There's much more here than I can quote comfortably — the detective work that revealed the date of the last "really big one" ("approximately nine o’ clock at night on January 26, 1700"); the lack of preparation, and the cost of preparing properly to respond to an emergency of this scale.
FEMA, Disaster Preparation & Our Billionaires
Which is where I want to add a word of my own. Funding FEMA, of course, to an adequate level is a first priority. Yet we live in a time of pathological billionaires, rulers of both parties, who don't want to spend the first spare dime on any class of people but their own. The arrogance of this class, from Donald Trump to Sheldon Adelson to Jamie Dimon, is astounding — I may have some comparison video shortly. Left or right, they're mainly all the same. If you watched the Trump vs. Ramos video, you watched them all in action.
As with their arrogance, so their self-dealing. Americans are forced to use increasingly service-cutting, space-cutting airlines for long-distance travel because "our betters" say they can't afford to raise Amtrak to anything close to European standards. (Have you ridden an American passenger train lately along any but the DC–New England corridor?) Yet here's how the very very rich take to the air, financed, if they can get it, by corporate tax loopholes and compensation extras.
If they "can't afford" to give us good trains, bridges, or roadways, how will this class ever allow us to prepare for an emergency on the scale described here?
We seem to be stuck, until we don't want to be. Talk about a tectonic subduction zone — that we continue to be ruled by the global rich is a "sticking point" of monstrous proportions. The pressure, on them and on us, to keep things as they are is enormous. I'm afraid the consequences — political, social, environmental, climatological — of coming "unstuck" from our own ruling class will be monstrous as well.

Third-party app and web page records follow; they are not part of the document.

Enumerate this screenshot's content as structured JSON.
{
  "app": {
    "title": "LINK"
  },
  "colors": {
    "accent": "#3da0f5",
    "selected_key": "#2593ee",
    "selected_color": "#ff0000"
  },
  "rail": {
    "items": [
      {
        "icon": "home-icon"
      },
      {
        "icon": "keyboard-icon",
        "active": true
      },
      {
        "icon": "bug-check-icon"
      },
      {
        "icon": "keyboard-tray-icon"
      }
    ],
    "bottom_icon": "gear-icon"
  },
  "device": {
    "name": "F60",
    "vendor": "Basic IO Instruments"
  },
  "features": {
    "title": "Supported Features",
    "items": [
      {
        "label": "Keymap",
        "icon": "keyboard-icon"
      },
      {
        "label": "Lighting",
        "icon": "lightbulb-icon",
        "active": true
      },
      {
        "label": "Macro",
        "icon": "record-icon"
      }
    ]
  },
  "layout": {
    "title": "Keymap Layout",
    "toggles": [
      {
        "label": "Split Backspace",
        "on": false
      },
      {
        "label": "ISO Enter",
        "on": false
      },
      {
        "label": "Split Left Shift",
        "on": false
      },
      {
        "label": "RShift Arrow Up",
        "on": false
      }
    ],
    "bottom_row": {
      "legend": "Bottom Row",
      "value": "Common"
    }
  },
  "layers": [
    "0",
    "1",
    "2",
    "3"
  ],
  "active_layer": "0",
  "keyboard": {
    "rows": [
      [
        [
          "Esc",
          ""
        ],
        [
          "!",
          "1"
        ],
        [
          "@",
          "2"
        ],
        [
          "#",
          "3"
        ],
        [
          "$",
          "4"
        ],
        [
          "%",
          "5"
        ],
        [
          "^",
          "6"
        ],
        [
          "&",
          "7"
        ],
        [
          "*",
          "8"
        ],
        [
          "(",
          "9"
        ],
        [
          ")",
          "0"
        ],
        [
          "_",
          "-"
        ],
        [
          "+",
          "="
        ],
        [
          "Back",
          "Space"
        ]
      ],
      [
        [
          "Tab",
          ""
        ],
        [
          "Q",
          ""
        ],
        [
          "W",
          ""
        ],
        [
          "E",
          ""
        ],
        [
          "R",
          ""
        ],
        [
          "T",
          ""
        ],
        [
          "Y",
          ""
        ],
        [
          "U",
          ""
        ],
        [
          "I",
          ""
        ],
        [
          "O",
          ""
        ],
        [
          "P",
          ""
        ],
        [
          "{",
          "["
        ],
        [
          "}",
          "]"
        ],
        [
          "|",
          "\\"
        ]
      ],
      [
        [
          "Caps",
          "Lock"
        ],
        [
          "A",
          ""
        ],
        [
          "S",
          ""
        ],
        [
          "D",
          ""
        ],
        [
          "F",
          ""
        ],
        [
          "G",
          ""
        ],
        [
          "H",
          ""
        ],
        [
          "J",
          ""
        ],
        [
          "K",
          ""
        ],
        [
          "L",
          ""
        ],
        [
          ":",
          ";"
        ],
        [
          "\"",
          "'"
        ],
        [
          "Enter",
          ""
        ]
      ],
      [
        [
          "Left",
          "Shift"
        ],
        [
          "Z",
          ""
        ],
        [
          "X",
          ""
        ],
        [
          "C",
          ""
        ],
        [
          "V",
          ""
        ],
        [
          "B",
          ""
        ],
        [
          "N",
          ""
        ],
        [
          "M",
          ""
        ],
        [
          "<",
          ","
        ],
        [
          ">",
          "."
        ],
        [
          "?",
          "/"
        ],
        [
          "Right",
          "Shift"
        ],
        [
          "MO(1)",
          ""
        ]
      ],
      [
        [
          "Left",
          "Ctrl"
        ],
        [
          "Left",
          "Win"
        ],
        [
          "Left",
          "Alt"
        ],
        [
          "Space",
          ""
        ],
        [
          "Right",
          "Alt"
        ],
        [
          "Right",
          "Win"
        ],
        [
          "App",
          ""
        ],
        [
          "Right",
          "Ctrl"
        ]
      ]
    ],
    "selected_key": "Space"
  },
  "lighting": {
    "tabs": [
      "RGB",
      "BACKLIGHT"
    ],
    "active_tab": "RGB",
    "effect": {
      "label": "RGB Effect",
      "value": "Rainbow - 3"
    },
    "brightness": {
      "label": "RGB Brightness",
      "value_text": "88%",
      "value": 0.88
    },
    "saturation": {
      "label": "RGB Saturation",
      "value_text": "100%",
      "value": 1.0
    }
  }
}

I guess this was a political story after all.
(A version of this piece appeared at Down With Tyranny. GP article archive here.)
Gaius Publius 9/01/2015 08:30:00 AM